Your assignment: Print every record exactly, with nothing added or left out.

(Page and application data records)
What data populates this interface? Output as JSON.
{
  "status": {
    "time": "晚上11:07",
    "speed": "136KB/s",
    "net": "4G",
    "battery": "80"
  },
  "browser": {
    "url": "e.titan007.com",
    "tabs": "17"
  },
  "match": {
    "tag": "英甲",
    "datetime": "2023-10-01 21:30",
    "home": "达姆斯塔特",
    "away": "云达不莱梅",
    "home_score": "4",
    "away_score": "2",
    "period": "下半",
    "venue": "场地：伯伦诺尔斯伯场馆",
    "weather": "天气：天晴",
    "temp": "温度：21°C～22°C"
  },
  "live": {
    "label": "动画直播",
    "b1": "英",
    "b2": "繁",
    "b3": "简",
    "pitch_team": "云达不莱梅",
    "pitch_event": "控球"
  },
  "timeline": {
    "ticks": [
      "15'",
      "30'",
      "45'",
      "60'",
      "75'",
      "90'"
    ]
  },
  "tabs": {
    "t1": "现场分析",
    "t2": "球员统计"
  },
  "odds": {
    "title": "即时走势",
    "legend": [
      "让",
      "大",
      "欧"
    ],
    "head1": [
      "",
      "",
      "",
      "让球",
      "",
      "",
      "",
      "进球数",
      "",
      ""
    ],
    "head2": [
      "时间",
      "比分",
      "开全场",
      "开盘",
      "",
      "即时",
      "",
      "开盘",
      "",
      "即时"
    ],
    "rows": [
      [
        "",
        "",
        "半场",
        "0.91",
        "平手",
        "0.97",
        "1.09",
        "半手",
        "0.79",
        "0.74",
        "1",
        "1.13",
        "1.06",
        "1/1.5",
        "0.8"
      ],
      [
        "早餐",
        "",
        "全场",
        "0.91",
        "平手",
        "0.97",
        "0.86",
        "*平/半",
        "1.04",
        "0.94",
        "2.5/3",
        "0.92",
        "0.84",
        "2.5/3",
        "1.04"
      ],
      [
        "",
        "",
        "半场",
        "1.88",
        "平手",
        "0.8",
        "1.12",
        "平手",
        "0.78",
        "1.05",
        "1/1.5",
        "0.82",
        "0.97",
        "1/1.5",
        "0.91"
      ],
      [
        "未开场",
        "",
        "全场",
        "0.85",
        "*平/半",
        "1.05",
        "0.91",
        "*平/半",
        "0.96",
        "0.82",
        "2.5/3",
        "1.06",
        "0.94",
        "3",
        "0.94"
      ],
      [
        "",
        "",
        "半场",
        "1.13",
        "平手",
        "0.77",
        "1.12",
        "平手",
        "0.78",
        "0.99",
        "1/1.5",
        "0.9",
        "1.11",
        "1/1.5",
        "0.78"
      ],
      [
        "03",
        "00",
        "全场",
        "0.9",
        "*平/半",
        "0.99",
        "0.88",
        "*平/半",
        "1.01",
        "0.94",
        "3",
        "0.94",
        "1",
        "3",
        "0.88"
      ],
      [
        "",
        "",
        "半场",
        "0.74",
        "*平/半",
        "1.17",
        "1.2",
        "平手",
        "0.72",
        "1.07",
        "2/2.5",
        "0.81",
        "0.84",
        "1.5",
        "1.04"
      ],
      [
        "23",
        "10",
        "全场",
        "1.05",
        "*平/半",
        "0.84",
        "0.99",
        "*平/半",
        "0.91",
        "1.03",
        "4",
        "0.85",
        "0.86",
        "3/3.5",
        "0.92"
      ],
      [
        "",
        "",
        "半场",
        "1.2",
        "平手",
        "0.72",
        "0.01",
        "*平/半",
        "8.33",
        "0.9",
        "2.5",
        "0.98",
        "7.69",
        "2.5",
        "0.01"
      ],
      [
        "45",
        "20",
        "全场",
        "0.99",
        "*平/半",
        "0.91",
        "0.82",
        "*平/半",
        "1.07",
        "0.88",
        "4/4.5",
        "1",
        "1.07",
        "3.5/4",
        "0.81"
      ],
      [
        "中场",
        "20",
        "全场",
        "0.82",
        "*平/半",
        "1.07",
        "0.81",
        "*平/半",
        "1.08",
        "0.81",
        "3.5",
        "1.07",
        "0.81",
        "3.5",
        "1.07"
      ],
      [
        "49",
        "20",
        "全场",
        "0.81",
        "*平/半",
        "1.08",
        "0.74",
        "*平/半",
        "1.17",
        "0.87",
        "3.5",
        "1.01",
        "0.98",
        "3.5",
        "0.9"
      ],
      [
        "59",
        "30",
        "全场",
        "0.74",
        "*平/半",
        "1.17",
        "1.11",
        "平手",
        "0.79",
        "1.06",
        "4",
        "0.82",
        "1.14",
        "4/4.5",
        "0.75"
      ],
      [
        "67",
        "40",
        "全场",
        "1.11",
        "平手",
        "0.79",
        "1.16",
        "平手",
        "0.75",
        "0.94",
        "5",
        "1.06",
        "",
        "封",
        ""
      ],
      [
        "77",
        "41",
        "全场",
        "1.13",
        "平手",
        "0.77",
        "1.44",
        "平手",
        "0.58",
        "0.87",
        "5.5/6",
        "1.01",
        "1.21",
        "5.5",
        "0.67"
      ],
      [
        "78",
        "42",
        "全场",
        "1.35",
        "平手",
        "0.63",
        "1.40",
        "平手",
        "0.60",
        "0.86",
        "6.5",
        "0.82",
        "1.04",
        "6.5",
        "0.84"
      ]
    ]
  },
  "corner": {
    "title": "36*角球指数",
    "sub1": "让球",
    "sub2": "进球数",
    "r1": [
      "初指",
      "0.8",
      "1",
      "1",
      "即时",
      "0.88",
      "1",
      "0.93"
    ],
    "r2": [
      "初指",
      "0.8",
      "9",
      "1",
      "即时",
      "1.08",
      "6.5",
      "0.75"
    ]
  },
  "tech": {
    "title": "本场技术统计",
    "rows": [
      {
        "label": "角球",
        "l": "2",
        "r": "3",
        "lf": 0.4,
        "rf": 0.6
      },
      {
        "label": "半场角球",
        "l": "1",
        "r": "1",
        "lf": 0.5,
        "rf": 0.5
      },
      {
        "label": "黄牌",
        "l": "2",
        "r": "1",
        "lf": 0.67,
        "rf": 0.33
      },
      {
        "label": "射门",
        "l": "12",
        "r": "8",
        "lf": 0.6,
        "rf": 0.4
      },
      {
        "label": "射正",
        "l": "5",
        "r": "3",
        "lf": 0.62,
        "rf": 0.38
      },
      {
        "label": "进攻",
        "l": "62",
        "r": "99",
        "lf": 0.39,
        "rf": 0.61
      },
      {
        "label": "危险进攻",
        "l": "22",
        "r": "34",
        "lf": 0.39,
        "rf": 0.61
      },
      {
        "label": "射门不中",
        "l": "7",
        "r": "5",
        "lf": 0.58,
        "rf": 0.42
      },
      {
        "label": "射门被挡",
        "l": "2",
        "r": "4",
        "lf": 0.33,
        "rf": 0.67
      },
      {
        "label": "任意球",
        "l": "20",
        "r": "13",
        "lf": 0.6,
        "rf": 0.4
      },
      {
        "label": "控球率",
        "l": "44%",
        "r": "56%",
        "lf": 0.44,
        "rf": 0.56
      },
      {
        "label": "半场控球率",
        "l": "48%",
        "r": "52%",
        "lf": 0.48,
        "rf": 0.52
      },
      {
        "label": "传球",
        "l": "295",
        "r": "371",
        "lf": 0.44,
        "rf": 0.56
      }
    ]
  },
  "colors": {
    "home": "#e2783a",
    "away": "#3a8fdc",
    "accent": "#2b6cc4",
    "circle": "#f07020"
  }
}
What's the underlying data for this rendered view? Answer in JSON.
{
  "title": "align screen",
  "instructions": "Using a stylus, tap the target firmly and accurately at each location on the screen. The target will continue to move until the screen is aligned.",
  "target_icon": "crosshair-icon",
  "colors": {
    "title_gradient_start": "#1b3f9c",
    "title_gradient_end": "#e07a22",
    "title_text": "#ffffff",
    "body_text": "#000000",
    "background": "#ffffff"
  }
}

Answer to this exercise:
What data populates this interface? Output as JSON.
{
  "status": {
    "time": "晚上11:07",
    "speed": "136KB/s",
    "net": "4G",
    "battery": "80"
  },
  "browser": {
    "url": "e.titan007.com",
    "tabs": "17"
  },
  "match": {
    "tag": "英甲",
    "datetime": "2023-10-01 21:30",
    "home": "达姆斯塔特",
    "away": "云达不莱梅",
    "home_score": "4",
    "away_score": "2",
    "period": "下半",
    "venue": "场地：伯伦诺尔斯伯场馆",
    "weather": "天气：天晴",
    "temp": "温度：21°C～22°C"
  },
  "live": {
    "label": "动画直播",
    "b1": "英",
    "b2": "繁",
    "b3": "简",
    "pitch_team": "云达不莱梅",
    "pitch_event": "控球"
  },
  "timeline": {
    "ticks": [
      "15'",
      "30'",
      "45'",
      "60'",
      "75'",
      "90'"
    ]
  },
  "tabs": {
    "t1": "现场分析",
    "t2": "球员统计"
  },
  "odds": {
    "title": "即时走势",
    "legend": [
      "让",
      "大",
      "欧"
    ],
    "head1": [
      "",
      "",
      "",
      "让球",
      "",
      "",
      "",
      "进球数",
      "",
      ""
    ],
    "head2": [
      "时间",
      "比分",
      "开全场",
      "开盘",
      "",
      "即时",
      "",
      "开盘",
      "",
      "即时"
    ],
    "rows": [
      [
        "",
        "",
        "半场",
        "0.91",
        "平手",
        "0.97",
        "1.09",
        "半手",
        "0.79",
        "0.74",
        "1",
        "1.13",
        "1.06",
        "1/1.5",
        "0.8"
      ],
      [
        "早餐",
        "",
        "全场",
        "0.91",
        "平手",
        "0.97",
        "0.86",
        "*平/半",
        "1.04",
        "0.94",
        "2.5/3",
        "0.92",
        "0.84",
        "2.5/3",
        "1.04"
      ],
      [
        "",
        "",
        "半场",
        "1.88",
        "平手",
        "0.8",
        "1.12",
        "平手",
        "0.78",
        "1.05",
        "1/1.5",
        "0.82",
        "0.97",
        "1/1.5",
        "0.91"
      ],
      [
        "未开场",
        "",
        "全场",
        "0.85",
        "*平/半",
        "1.05",
        "0.91",
        "*平/半",
        "0.96",
        "0.82",
        "2.5/3",
        "1.06",
        "0.94",
        "3",
        "0.94"
      ],
      [
        "",
        "",
        "半场",
        "1.13",
        "平手",
        "0.77",
        "1.12",
        "平手",
        "0.78",
        "0.99",
        "1/1.5",
        "0.9",
        "1.11",
        "1/1.5",
        "0.78"
      ],
      [
        "03",
        "00",
        "全场",
        "0.9",
        "*平/半",
        "0.99",
        "0.88",
        "*平/半",
        "1.01",
        "0.94",
        "3",
        "0.94",
        "1",
        "3",
        "0.88"
      ],
      [
        "",
        "",
        "半场",
        "0.74",
        "*平/半",
        "1.17",
        "1.2",
        "平手",
        "0.72",
        "1.07",
        "2/2.5",
        "0.81",
        "0.84",
        "1.5",
        "1.04"
      ],
      [
        "23",
        "10",
        "全场",
        "1.05",
        "*平/半",
        "0.84",
        "0.99",
        "*平/半",
        "0.91",
        "1.03",
        "4",
        "0.85",
        "0.86",
        "3/3.5",
        "0.92"
      ],
      [
        "",
        "",
        "半场",
        "1.2",
        "平手",
        "0.72",
        "0.01",
        "*平/半",
        "8.33",
        "0.9",
        "2.5",
        "0.98",
        "7.69",
        "2.5",
        "0.01"
      ],
      [
        "45",
        "20",
        "全场",
        "0.99",
        "*平/半",
        "0.91",
        "0.82",
        "*平/半",
        "1.07",
        "0.88",
        "4/4.5",
        "1",
        "1.07",
        "3.5/4",
        "0.81"
      ],
      [
        "中场",
        "20",
        "全场",
        "0.82",
        "*平/半",
        "1.07",
        "0.81",
        "*平/半",
        "1.08",
        "0.81",
        "3.5",
        "1.07",
        "0.81",
        "3.5",
        "1.07"
      ],
      [
        "49",
        "20",
        "全场",
        "0.81",
        "*平/半",
        "1.08",
        "0.74",
        "*平/半",
        "1.17",
        "0.87",
        "3.5",
        "1.01",
        "0.98",
        "3.5",
        "0.9"
      ],
      [
        "59",
        "30",
        "全场",
        "0.74",
        "*平/半",
        "1.17",
        "1.11",
        "平手",
        "0.79",
        "1.06",
        "4",
        "0.82",
        "1.14",
        "4/4.5",
        "0.75"
      ],
      [
        "67",
        "40",
        "全场",
        "1.11",
        "平手",
        "0.79",
        "1.16",
        "平手",
        "0.75",
        "0.94",
        "5",
        "1.06",
        "",
        "封",
        ""
      ],
      [
        "77",
        "41",
        "全场",
        "1.13",
        "平手",
        "0.77",
        "1.44",
        "平手",
        "0.58",
        "0.87",
        "5.5/6",
        "1.01",
        "1.21",
        "5.5",
        "0.67"
      ],
      [
        "78",
        "42",
        "全场",
        "1.35",
        "平手",
        "0.63",
        "1.40",
        "平手",
        "0.60",
        "0.86",
        "6.5",
        "0.82",
        "1.04",
        "6.5",
        "0.84"
      ]
    ]
  },
  "corner": {
    "title": "36*角球指数",
    "sub1": "让球",
    "sub2": "进球数",
    "r1": [
      "初指",
      "0.8",
      "1",
      "1",
      "即时",
      "0.88",
      "1",
      "0.93"
    ],
    "r2": [
      "初指",
      "0.8",
      "9",
      "1",
      "即时",
      "1.08",
      "6.5",
      "0.75"
    ]
  },
  "tech": {
    "title": "本场技术统计",
    "rows": [
      {
        "label": "角球",
        "l": "2",
        "r": "3",
        "lf": 0.4,
        "rf": 0.6
      },
      {
        "label": "半场角球",
        "l": "1",
        "r": "1",
        "lf": 0.5,
        "rf": 0.5
      },
      {
        "label": "黄牌",
        "l": "2",
        "r": "1",
        "lf": 0.67,
        "rf": 0.33
      },
      {
        "label": "射门",
        "l": "12",
        "r": "8",
        "lf": 0.6,
        "rf": 0.4
      },
      {
        "label": "射正",
        "l": "5",
        "r": "3",
        "lf": 0.62,
        "rf": 0.38
      },
      {
        "label": "进攻",
        "l": "62",
        "r": "99",
        "lf": 0.39,
        "rf": 0.61
      },
      {
        "label": "危险进攻",
        "l": "22",
        "r": "34",
        "lf": 0.39,
        "rf": 0.61
      },
      {
        "label": "射门不中",
        "l": "7",
        "r": "5",
        "lf": 0.58,
        "rf": 0.42
      },
      {
        "label": "射门被挡",
        "l": "2",
        "r": "4",
        "lf": 0.33,
        "rf": 0.67
      },
      {
        "label": "任意球",
        "l": "20",
        "r": "13",
        "lf": 0.6,
        "rf": 0.4
      },
      {
        "label": "控球率",
        "l": "44%",
        "r": "56%",
        "lf": 0.44,
        "rf": 0.56
      },
      {
        "label": "半场控球率",
        "l": "48%",
        "r": "52%",
        "lf": 0.48,
        "rf": 0.52
      },
      {
        "label": "传球",
        "l": "295",
        "r": "371",
        "lf": 0.44,
        "rf": 0.56
      }
    ]
  },
  "colors": {
    "home": "#e2783a",
    "away": "#3a8fdc",
    "accent": "#2b6cc4",
    "circle": "#f07020"
  }
}
What's the underlying data for this rendered view? Answer in JSON.
{
  "title": "align screen",
  "instructions": "Using a stylus, tap the target firmly and accurately at each location on the screen. The target will continue to move until the screen is aligned.",
  "target_icon": "crosshair-icon",
  "colors": {
    "title_gradient_start": "#1b3f9c",
    "title_gradient_end": "#e07a22",
    "title_text": "#ffffff",
    "body_text": "#000000",
    "background": "#ffffff"
  }
}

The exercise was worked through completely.